Fascinating article, although I would like to say that your/you're and their/they're can also be mistaken in a conversational format simply as a matter of sloppy, overly-phonetic typing, and actually becomes more of a risk the faster you type. I do that myself, despite the fact that I know full well that it's wrong. I cringe everytime I read back something where I've done it, especially if it's in a posting or email I've already sent and can't change.

I'm not sure that sloppy, over-phonetic typing is really an excuse mind, but it is a reason.

The Prophet.

A563456 - Declining English

Post 16

Arpeggio - Keeper, Muse, Against Sequiturs, à propos of nothing in particular

whas rong with slopy fonetik tiping? sum pepl disid wats stanurd then evbodys gota go long wif em or be rong.

spelen an gramer antifaschist union of lekz justa show we can do it

A563456 - Declining English

Post 17

Arpeggio - Keeper, Muse, Against Sequiturs, à propos of nothing in particular

Well, there's 'Ye', from when places/people had forgot how to draw the letter 'thorn', and meant 'the'.

Then there's mannered and pretentious 'ye' users, who also tend to sermonise in High-Churchy ways.

But, I agree, Lucinda... 'ye' is not a word in need of revival, or even a need in word of revival, which is what I almost typed the first time...smiley - drunksmiley - illsmiley - silly

Barton is such a self-styled pedant, that he out-pedants me, and that takes serious *effort*. Fortunately for me, he commits many more typis than I. smiley - hsif

Arpeggio -- advice re article and improving same? Any all would be appreciated!

A563456 - Declining English

Post 18

Martin Harper

'tis a good entry. I wonder if mentioning 'phones and 'planes and suchlike is in order under "Apostrophe Function #1: Abbreviations"

The declension idea might possibly be made clearer if you illustrated with another language? Or not?

And, incidentally, English nouns are also declined in the switch from singular->plural - might be worth explaining?

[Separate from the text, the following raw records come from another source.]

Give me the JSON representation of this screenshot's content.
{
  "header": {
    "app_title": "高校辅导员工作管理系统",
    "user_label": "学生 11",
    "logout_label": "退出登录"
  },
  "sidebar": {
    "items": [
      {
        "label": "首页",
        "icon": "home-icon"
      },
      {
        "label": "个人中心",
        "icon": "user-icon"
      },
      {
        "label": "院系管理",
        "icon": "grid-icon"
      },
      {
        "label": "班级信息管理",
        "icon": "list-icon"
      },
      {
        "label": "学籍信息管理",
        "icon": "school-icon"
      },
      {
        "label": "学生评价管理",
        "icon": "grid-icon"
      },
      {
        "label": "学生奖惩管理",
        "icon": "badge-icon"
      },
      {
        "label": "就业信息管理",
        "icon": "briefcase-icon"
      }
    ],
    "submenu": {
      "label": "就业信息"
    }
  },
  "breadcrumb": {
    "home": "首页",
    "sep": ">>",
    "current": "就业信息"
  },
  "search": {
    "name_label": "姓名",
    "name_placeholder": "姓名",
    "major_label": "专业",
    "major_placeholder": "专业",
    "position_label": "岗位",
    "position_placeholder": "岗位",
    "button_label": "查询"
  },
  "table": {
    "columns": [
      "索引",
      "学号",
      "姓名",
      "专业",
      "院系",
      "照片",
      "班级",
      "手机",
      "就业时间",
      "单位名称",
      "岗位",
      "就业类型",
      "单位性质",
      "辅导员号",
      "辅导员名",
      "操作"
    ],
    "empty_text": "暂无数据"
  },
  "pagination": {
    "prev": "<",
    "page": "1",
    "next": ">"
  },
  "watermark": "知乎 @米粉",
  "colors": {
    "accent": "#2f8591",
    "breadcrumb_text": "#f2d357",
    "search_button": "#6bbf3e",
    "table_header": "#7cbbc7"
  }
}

Another thing is that currently this entry is about Declining English _Nouns_and_Pronouns_ - you should either talk about declining verbs somewhat, or change the title subtly, I reckon...

hope that helps smiley - smiley

A563456 - Declining English

Post 19

Arpeggio - Keeper, Muse, Against Sequiturs, à propos of nothing in particular

No, smiley - silly!

One does not decline verbs. One conjugates verbs. Nouns and adjectives one declines. Yah, here in the States, no one uses 'phones, or 'fridges. I can put in a sentence about it.

Thought about illustrating with another language, and decided that would just bog the thing down. Instead, I defined the relevant cases in English. One should not have to know German, Russian, or Latin to be able to understand declensions. Good point about the plurals. Duh. Missed that one....

What did you *think* you meant by declining verbs? You might just not have the right label, but be onto *something*. D'you mean like gerunds and gerundives (a totally rude soundng word, to our ear...) That seemed a side-track. We really did not want to get into it beyond that sentence about English allowing one to verb almost any not. May very well be we did miss something...

smiley - hsif see ya your spance. smiley - hug

Arpeggio, the no eyed typist...

A563456 - Declining English

Post 20

Martin Harper

doh! I meant conjugation, of course. Dang, and I'm going to have an exam where I'll have to remember such things in a few days... smiley - yikes

"see ya your spance." ?? What's my spance? And how can you see it? smiley - erm

Key: Complain about this post

Write an Entry

"The Hitchhiker's Guide to the Galaxy is a wholly remarkable book. It has been compiled and recompiled many times and under many different editorships. It contains contributions from countless numbers of travellers and researchers."

Write an entry
Read more